SoftBank has actually quit working on a London going public for chip designer Arm due to the fact that of political turmoil in the British federal government, the Financial Times reported.
Akio Kon|Bloomberg|Getty Images
British Prime Minister Rishi Sunak supposedly resumed settlements with the CEOs of SoftBank and Arm, in a restored effort to have the chip designer list its shares in London.
A conference was held last month by Sunak with Arm CEO Rene Haas and the company’s primary legal officer, Spencer Collins, according to a Financial Times report, mentioning confidential sources knowledgeable about the matter.
SoftBank creator and CEO Masayoshi Son signed up with the conference through video, the report stated.
Also in participation was Andrew Griffith, the city minister, the feet reported.
Spokespeople for the U.K.’s Treasury department and Arm decreased to comment when inquired about the report by CNBC. SoftBank was not instantly offered for remark.
Sunak is the 3rd British prime minister to attempt to encourage SoftBank to note its Arm department in the U.K. because a proposed buyout of Arm by Nvidia was ditched.

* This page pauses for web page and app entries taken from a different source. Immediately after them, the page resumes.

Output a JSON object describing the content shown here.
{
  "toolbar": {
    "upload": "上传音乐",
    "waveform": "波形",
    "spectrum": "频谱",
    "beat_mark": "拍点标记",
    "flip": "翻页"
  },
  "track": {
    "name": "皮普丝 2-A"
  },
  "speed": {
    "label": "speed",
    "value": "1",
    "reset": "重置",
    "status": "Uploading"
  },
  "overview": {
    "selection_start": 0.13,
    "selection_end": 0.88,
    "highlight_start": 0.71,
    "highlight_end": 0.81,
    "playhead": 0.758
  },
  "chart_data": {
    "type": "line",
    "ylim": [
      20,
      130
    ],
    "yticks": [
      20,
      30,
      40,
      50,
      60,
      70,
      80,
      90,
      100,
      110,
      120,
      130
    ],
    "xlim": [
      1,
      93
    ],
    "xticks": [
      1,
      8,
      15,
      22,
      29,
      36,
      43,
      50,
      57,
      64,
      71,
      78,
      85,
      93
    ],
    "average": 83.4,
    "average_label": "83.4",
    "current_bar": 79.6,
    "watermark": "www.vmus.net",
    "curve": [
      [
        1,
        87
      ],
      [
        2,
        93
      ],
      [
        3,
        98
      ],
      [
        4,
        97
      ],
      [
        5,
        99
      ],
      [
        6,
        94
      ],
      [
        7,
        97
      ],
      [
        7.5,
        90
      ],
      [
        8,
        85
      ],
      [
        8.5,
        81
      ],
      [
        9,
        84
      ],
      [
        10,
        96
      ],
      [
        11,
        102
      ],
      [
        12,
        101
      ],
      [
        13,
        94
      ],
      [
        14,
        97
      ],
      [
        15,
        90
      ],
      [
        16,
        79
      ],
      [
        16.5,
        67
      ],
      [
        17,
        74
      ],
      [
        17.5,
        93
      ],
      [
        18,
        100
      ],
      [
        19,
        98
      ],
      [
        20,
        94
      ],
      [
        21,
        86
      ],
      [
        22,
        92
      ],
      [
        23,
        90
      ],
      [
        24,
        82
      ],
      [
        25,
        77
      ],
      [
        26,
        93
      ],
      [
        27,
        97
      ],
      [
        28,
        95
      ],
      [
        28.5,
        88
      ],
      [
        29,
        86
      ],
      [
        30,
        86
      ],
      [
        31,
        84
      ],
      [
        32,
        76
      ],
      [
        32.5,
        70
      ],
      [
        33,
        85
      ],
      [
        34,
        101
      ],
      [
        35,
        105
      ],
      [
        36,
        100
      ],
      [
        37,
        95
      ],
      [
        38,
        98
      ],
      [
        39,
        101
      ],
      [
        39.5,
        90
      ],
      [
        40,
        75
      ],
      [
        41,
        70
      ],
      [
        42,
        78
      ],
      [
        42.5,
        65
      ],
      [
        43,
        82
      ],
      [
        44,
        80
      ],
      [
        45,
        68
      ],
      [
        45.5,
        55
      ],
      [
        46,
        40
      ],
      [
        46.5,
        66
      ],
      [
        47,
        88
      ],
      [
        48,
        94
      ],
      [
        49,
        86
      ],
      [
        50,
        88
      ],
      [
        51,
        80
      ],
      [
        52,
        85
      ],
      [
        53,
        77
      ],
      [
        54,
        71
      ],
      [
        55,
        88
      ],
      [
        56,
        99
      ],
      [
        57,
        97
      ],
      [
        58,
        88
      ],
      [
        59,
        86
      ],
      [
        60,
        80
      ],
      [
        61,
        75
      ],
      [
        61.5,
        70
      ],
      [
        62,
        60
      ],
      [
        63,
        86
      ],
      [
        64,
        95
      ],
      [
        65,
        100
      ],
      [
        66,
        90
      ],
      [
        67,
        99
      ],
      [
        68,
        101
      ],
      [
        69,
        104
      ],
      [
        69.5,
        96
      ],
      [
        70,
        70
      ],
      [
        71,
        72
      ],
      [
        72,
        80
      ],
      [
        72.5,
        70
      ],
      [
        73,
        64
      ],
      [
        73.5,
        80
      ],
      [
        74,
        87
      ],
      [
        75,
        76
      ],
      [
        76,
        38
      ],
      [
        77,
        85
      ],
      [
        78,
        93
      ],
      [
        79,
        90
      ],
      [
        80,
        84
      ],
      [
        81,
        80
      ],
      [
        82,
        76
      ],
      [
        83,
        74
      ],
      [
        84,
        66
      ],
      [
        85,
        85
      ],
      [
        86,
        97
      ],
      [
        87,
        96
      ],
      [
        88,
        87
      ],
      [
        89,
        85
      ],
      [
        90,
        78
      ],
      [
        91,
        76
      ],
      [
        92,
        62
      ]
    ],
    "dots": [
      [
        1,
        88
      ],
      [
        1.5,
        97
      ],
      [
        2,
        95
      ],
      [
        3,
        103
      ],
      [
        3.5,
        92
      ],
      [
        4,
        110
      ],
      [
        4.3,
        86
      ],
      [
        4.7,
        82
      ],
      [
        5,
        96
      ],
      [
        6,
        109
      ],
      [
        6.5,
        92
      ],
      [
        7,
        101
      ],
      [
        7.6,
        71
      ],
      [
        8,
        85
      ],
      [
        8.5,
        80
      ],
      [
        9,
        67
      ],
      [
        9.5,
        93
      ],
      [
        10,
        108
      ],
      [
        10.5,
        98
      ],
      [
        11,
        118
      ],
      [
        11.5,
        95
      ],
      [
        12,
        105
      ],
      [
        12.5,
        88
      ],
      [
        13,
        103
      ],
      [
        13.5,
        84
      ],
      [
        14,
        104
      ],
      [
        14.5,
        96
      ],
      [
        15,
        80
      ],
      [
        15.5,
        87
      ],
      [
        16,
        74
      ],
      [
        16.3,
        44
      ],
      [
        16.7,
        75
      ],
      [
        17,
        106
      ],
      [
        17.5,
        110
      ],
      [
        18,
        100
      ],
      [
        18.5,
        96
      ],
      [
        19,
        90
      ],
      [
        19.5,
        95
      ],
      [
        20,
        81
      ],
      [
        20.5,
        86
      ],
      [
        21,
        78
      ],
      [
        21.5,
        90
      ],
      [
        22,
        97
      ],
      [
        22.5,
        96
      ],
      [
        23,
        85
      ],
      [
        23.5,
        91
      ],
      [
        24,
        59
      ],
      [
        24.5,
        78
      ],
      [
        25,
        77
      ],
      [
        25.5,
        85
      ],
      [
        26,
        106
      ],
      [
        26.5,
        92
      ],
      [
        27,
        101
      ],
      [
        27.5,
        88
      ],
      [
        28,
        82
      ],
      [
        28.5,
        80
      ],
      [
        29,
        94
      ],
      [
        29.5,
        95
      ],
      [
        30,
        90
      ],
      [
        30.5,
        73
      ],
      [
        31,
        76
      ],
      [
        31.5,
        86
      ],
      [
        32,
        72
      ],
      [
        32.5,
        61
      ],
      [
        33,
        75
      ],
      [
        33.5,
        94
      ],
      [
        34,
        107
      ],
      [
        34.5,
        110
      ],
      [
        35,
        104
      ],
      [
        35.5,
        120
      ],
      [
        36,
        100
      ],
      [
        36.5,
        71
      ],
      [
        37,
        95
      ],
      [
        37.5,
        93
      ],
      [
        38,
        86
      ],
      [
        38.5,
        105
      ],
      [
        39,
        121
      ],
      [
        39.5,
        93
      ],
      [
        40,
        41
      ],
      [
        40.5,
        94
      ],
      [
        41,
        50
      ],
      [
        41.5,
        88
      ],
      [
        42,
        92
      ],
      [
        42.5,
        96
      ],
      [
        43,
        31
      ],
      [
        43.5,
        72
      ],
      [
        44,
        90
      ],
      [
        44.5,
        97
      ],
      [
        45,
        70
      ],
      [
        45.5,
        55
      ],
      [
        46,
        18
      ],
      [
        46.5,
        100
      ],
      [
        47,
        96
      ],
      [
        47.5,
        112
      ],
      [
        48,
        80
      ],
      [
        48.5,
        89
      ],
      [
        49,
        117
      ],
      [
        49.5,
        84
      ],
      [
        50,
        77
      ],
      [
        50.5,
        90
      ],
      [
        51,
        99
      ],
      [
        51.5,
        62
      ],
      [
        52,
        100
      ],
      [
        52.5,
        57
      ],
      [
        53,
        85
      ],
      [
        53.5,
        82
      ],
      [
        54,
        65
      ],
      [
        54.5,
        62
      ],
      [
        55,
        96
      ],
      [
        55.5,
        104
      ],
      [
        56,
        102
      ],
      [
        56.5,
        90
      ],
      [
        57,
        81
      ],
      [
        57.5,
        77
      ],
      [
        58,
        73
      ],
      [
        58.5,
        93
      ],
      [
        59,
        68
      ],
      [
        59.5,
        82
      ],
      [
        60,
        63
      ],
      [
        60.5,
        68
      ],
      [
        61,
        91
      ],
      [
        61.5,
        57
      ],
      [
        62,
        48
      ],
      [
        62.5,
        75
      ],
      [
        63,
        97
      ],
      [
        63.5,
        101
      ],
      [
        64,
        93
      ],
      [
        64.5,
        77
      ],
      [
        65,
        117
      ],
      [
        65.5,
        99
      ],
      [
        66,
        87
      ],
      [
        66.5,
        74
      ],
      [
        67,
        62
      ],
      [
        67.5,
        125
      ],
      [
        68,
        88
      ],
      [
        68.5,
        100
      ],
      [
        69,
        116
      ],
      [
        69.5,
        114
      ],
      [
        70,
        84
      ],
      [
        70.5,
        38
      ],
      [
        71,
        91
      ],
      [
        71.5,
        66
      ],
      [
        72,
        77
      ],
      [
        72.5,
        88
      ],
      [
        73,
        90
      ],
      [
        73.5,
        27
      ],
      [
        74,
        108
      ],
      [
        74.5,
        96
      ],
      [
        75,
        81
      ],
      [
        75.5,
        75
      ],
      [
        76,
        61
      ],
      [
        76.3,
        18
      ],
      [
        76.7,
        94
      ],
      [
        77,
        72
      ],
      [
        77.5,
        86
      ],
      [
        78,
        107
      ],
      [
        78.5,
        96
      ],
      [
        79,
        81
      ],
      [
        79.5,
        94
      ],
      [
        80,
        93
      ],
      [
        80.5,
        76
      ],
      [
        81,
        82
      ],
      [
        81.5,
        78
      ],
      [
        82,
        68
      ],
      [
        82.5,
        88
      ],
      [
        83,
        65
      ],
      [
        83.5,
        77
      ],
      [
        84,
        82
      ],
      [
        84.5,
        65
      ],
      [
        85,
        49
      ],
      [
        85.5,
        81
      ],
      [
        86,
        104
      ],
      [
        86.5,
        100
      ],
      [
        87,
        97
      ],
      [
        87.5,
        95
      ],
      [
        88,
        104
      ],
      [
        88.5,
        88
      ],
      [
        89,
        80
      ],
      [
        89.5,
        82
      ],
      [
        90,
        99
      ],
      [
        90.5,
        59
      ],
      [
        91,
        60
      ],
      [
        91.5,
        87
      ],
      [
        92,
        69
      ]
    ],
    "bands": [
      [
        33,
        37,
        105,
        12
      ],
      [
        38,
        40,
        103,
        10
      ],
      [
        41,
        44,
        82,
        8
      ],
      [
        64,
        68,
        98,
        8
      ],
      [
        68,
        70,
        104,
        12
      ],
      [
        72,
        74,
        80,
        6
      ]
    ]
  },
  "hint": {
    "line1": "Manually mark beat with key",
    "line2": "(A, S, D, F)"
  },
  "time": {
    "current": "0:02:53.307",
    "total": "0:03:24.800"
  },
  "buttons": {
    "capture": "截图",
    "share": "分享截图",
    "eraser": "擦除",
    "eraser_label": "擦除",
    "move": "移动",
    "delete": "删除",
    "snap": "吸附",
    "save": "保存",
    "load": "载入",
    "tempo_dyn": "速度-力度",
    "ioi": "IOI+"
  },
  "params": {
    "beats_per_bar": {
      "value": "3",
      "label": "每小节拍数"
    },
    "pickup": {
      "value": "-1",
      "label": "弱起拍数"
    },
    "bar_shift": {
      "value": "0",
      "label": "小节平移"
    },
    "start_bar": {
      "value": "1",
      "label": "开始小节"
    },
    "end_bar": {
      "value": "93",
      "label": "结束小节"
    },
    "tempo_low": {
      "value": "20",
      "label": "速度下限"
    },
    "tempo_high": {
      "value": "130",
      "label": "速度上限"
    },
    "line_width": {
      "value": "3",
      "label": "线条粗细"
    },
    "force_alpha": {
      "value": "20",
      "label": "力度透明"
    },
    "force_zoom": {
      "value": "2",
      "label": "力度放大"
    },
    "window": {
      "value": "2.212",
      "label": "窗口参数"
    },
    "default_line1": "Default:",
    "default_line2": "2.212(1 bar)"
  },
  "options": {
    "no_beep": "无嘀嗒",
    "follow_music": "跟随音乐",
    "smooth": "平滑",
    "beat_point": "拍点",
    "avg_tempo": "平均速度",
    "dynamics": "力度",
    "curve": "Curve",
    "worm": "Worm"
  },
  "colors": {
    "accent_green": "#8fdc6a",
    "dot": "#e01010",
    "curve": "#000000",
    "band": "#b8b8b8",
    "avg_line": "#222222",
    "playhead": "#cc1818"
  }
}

In May, previous PM Boris Johnson composed to SoftBank appealing for the Japanese company to list Arm inLondon Liz Truss, who was the U.K. leader for all of 44 days, likewise attempted to restore talks in September.
With 6,000 personnel internationally and 3,000 in the U.K., Arm is extensively considered the gem in the crown of the British tech market.

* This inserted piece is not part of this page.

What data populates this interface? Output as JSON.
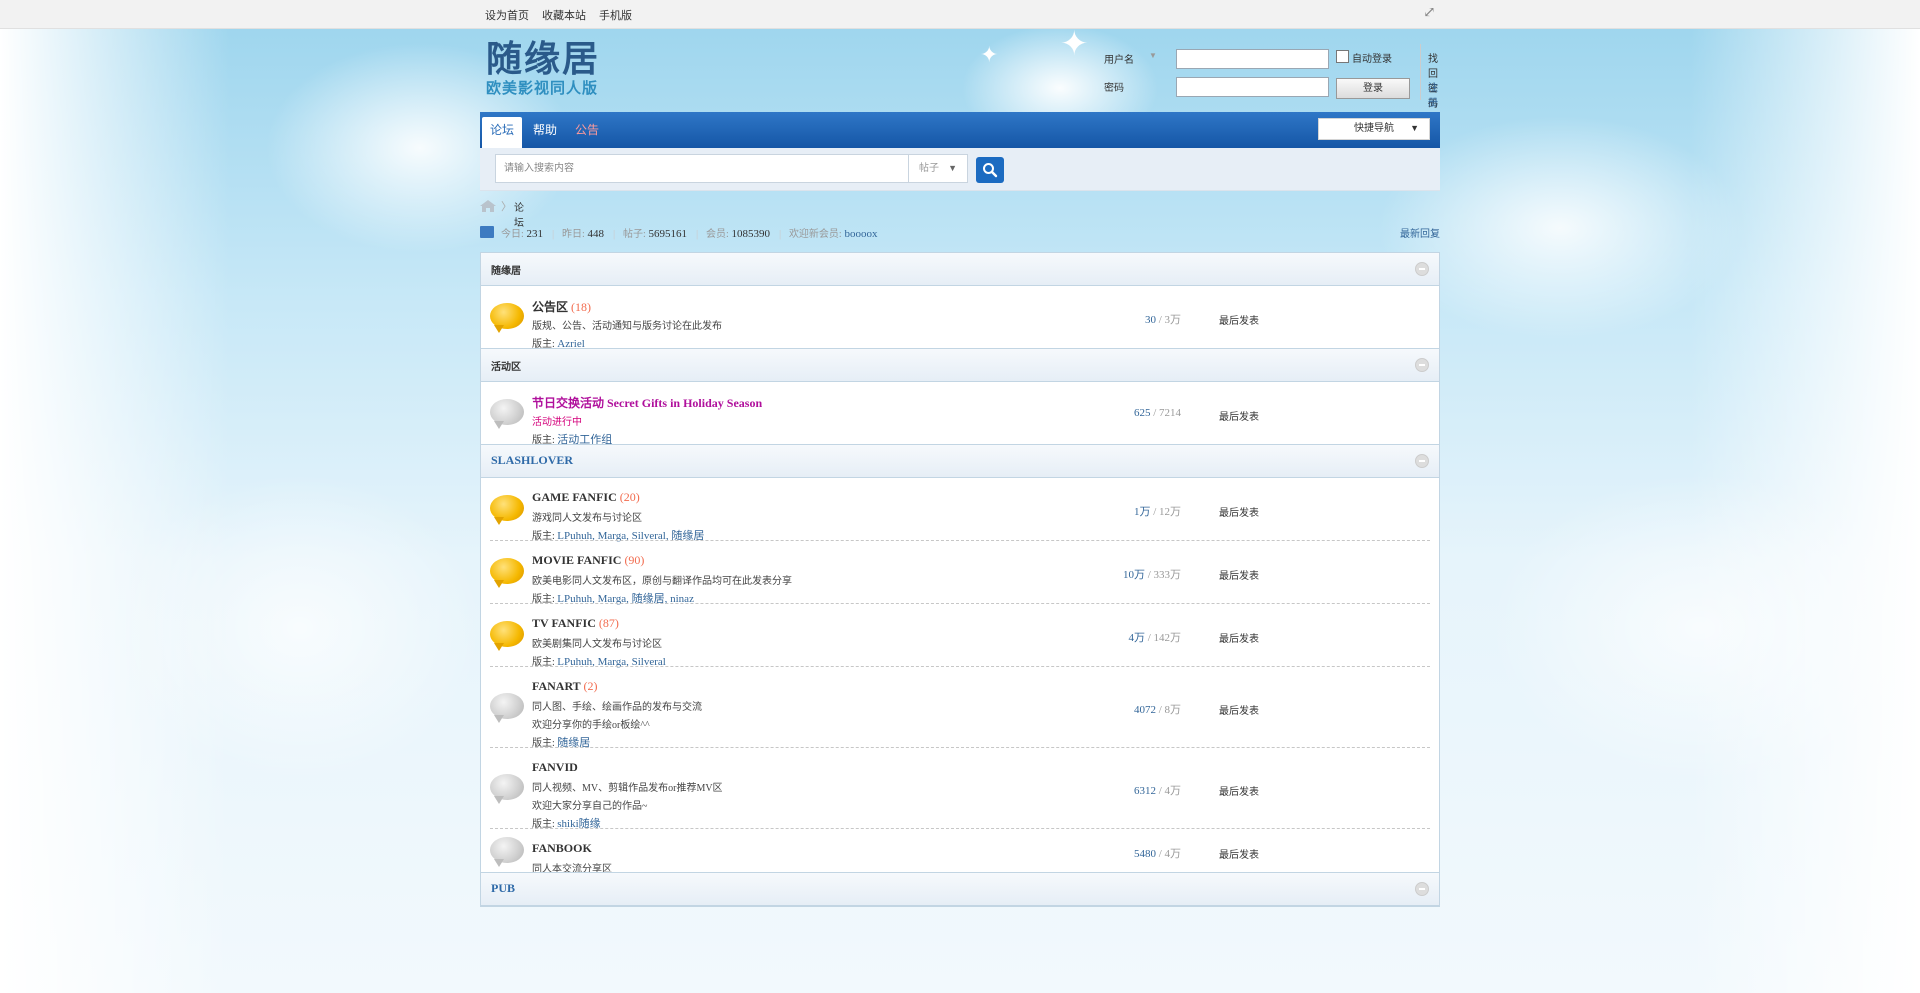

SoftBank, which purchased Arm for $32 billion in 2016, was initially intending to offer it to U.S. chipmaking giantNvidia However, that deal deciphered early in 2015 after competitors regulators looked for to obstruct it on antitrust premises.
Cambridge- based Arm is a significant force in the semiconductor market, accrediting its microchip develops to a few of the world’s biggest customer tech makers. Around 95% of smart devices internationally, consisting of Apple’s iPhone, consist of Arm- based processors.
London has actually unwinded its listings guidelines in an effort to draw in leading international tech business to go public in the U.K.
But it deals with barriers, with investor frequently experiencing an absence of understanding of frequently lossmaking tech endeavors. Last year, funds raised by companies noting in London plunged 90% amidst a more comprehensive market cooldown.
European start-ups tend to pick New York over local markets for their IPOs, mentioning much better familiarity from deep-pocketed institutional financiers with the growth-hungry tech sector.
Arm, which was drawn out of an early computing business called Acorn Computers in 1990, initially went public on the London Stock Exchange in 1998 however was delisted after it was gotten by SoftBank in 2016.